W.O. SMITH (1917-1991)


4 audio cassette tapes (TCA‑0088A/D)


Interviewer: Bruce Nemerov, audio archivist, Center for Popular Music, Middle Tennessee State University.


W.O. Smith was born in Philadelphia, Pennsylvania in 1917 and  learned music in orchestras in the public schools of Philadelphia.  After graduation he joined a local jazz band which included Dizzy Gillespie.


Smith later won a scholarship to N.Y.U. and while a student there (1937-1942) he played string bass in several New York jazz bands.  During World War II he served with a colored army band stationed in Arizona.  Following the war he returned to school in New York and resumed his career in local clubs.


Smith also recorded with a number of prominent jazz artists and is perhaps best known for his work on Coleman Hawkins' "Body and Soul" recorded ca. 1939.

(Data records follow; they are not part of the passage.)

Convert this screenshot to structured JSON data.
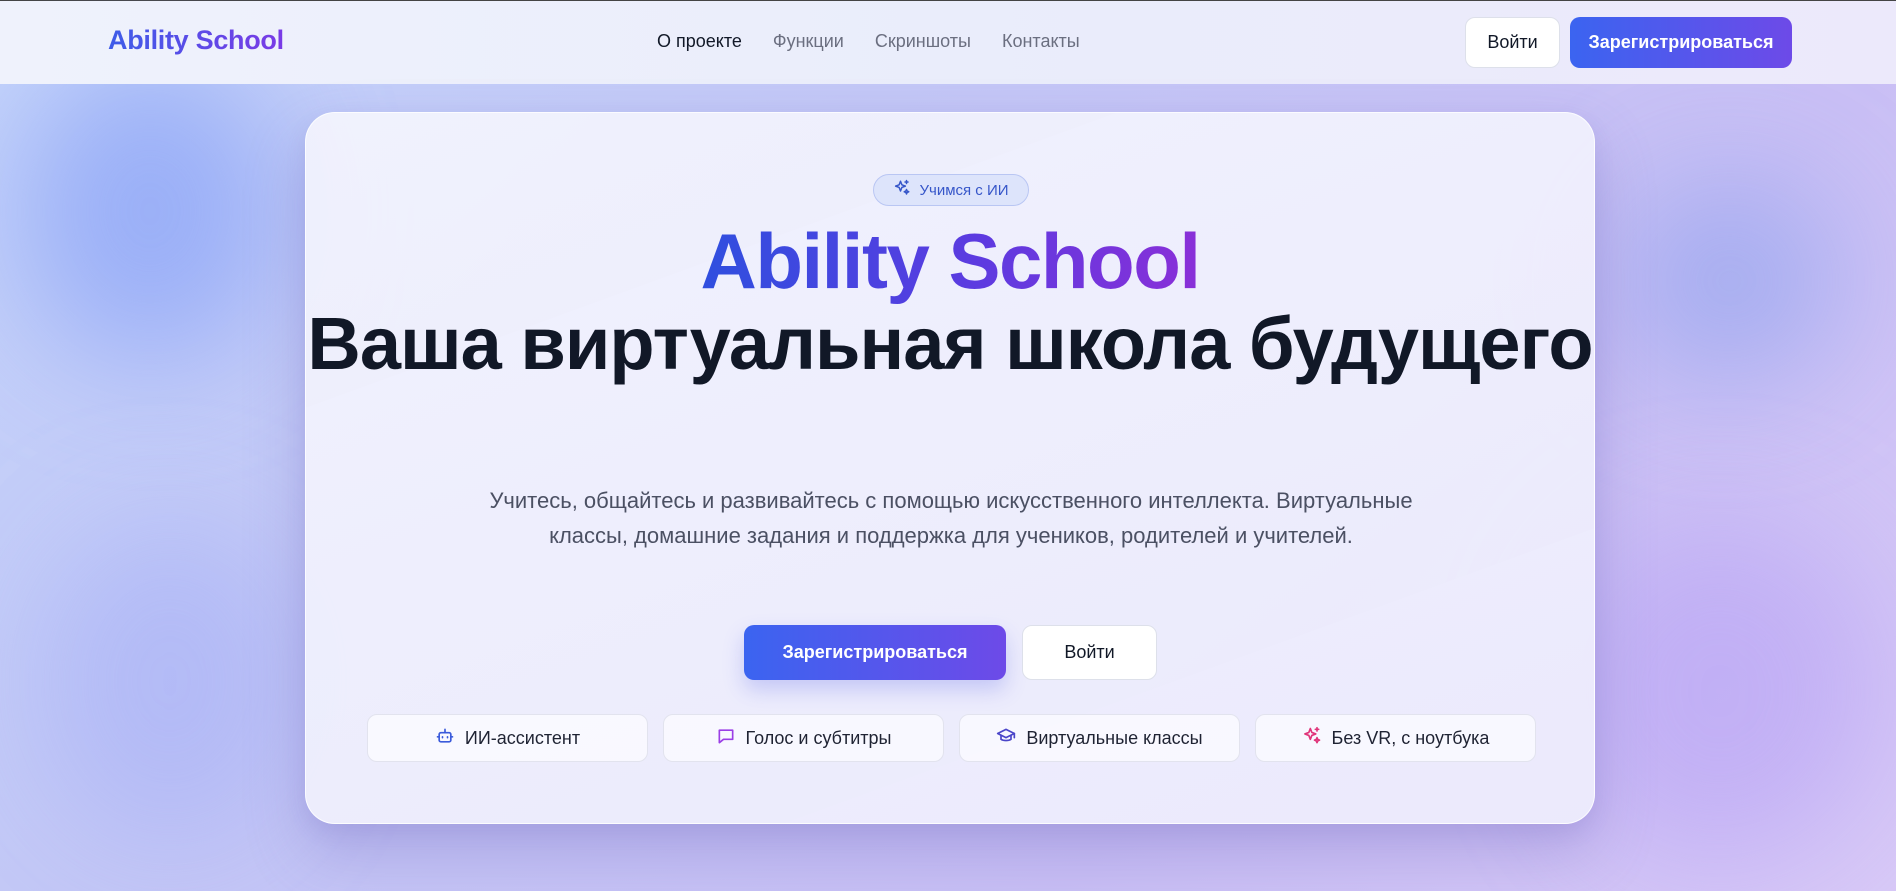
{
  "header": {
    "logo": "Ability School",
    "nav": [
      {
        "label": "О проекте",
        "active": true
      },
      {
        "label": "Функции",
        "active": false
      },
      {
        "label": "Скриншоты",
        "active": false
      },
      {
        "label": "Контакты",
        "active": false
      }
    ],
    "login_label": "Войти",
    "register_label": "Зарегистрироваться"
  },
  "hero": {
    "badge": {
      "icon": "sparkles-icon",
      "label": "Учимся с ИИ"
    },
    "brand": "Ability School",
    "title": "Ваша виртуальная школа будущего",
    "description": "Учитесь, общайтесь и развивайтесь с помощью искусственного интеллекта. Виртуальные классы, домашние задания и поддержка для учеников, родителей и учителей.",
    "register_label": "Зарегистрироваться",
    "login_label": "Войти",
    "features": [
      {
        "icon": "bot-icon",
        "label": "ИИ-ассистент",
        "color": "#3b5bdb"
      },
      {
        "icon": "message-icon",
        "label": "Голос и субтитры",
        "color": "#9b3fe6"
      },
      {
        "icon": "graduation-cap-icon",
        "label": "Виртуальные классы",
        "color": "#4a45c9"
      },
      {
        "icon": "sparkles-icon",
        "label": "Без VR, с ноутбука",
        "color": "#e0357a"
      }
    ]
  },
  "colors": {
    "accent_start": "#3b64f0",
    "accent_end": "#6d4ae8",
    "title": "#111827"
  }
}
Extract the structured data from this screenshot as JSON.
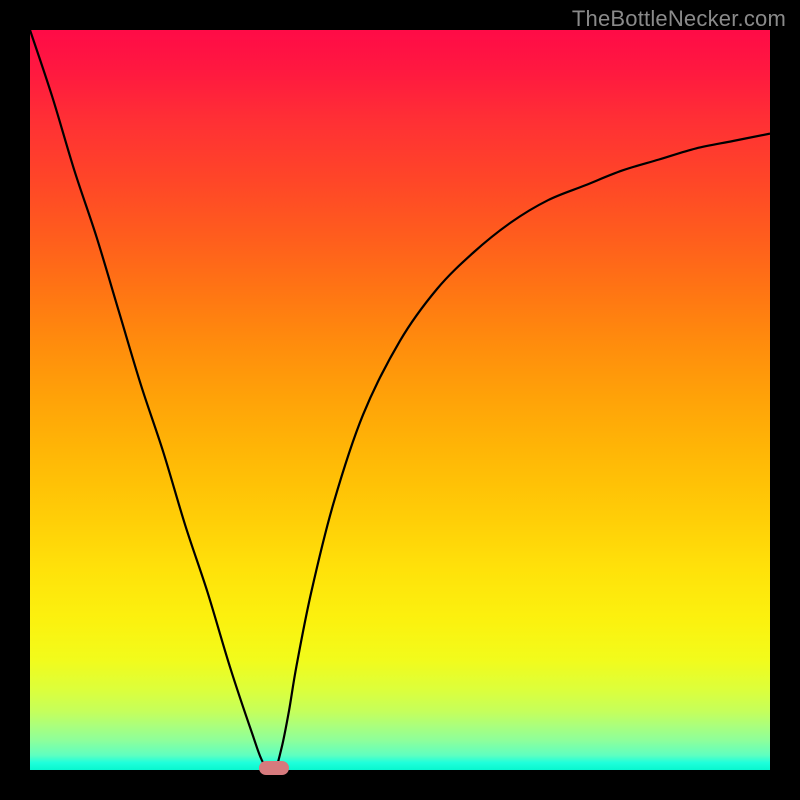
{
  "watermark": {
    "text": "TheBottleNecker.com"
  },
  "colors": {
    "frame": "#000000",
    "curve": "#000000",
    "marker": "#d77a7d",
    "watermark_text": "#8a8a8a"
  },
  "chart_data": {
    "type": "line",
    "title": "",
    "xlabel": "",
    "ylabel": "",
    "xlim": [
      0,
      100
    ],
    "ylim": [
      0,
      100
    ],
    "x": [
      0,
      3,
      6,
      9,
      12,
      15,
      18,
      21,
      24,
      27,
      30,
      31.5,
      33,
      34,
      35,
      36,
      38,
      41,
      45,
      50,
      55,
      60,
      65,
      70,
      75,
      80,
      85,
      90,
      95,
      100
    ],
    "values": [
      100,
      91,
      81,
      72,
      62,
      52,
      43,
      33,
      24,
      14,
      5,
      1,
      0,
      3,
      8,
      14,
      24,
      36,
      48,
      58,
      65,
      70,
      74,
      77,
      79,
      81,
      82.5,
      84,
      85,
      86
    ],
    "minimum_x": 33,
    "marker": {
      "x": 33,
      "y": 0,
      "w": 4,
      "h": 2
    },
    "background_gradient": {
      "direction": "vertical",
      "stops": [
        {
          "pos": 0,
          "color": "#ff0b47"
        },
        {
          "pos": 50,
          "color": "#ffa308"
        },
        {
          "pos": 80,
          "color": "#fbf20f"
        },
        {
          "pos": 100,
          "color": "#08f7cf"
        }
      ]
    }
  }
}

In 1952 he moved to Nashville where he became a member of the music faculty at Tennessee State University.  He has retired from the T.S.U. faculty in 1982 but continued to work from his office in the W.O. Smith School of Music, which provides music lessons for low‑income children at a nominal cost.


Smith was interviewed by Center audio specialist Bruce Nemerov in August 1989. During the interview Smith talked about this musical education, both academic and from other players; various bands and groups with which he played in New York in the 1930s; recording “Body and Soul” with Coleman Hawkins; the influence of church music and classical music on jazz; his army service; differences between music of and treatment of black and white bands; his relationship with Bessie Smith to whom his father was married; his career as an arranger and the techniques thereof; ethnomusicology and African music; his work with the Nashville Symphony; and his outstanding students. 



EG 1989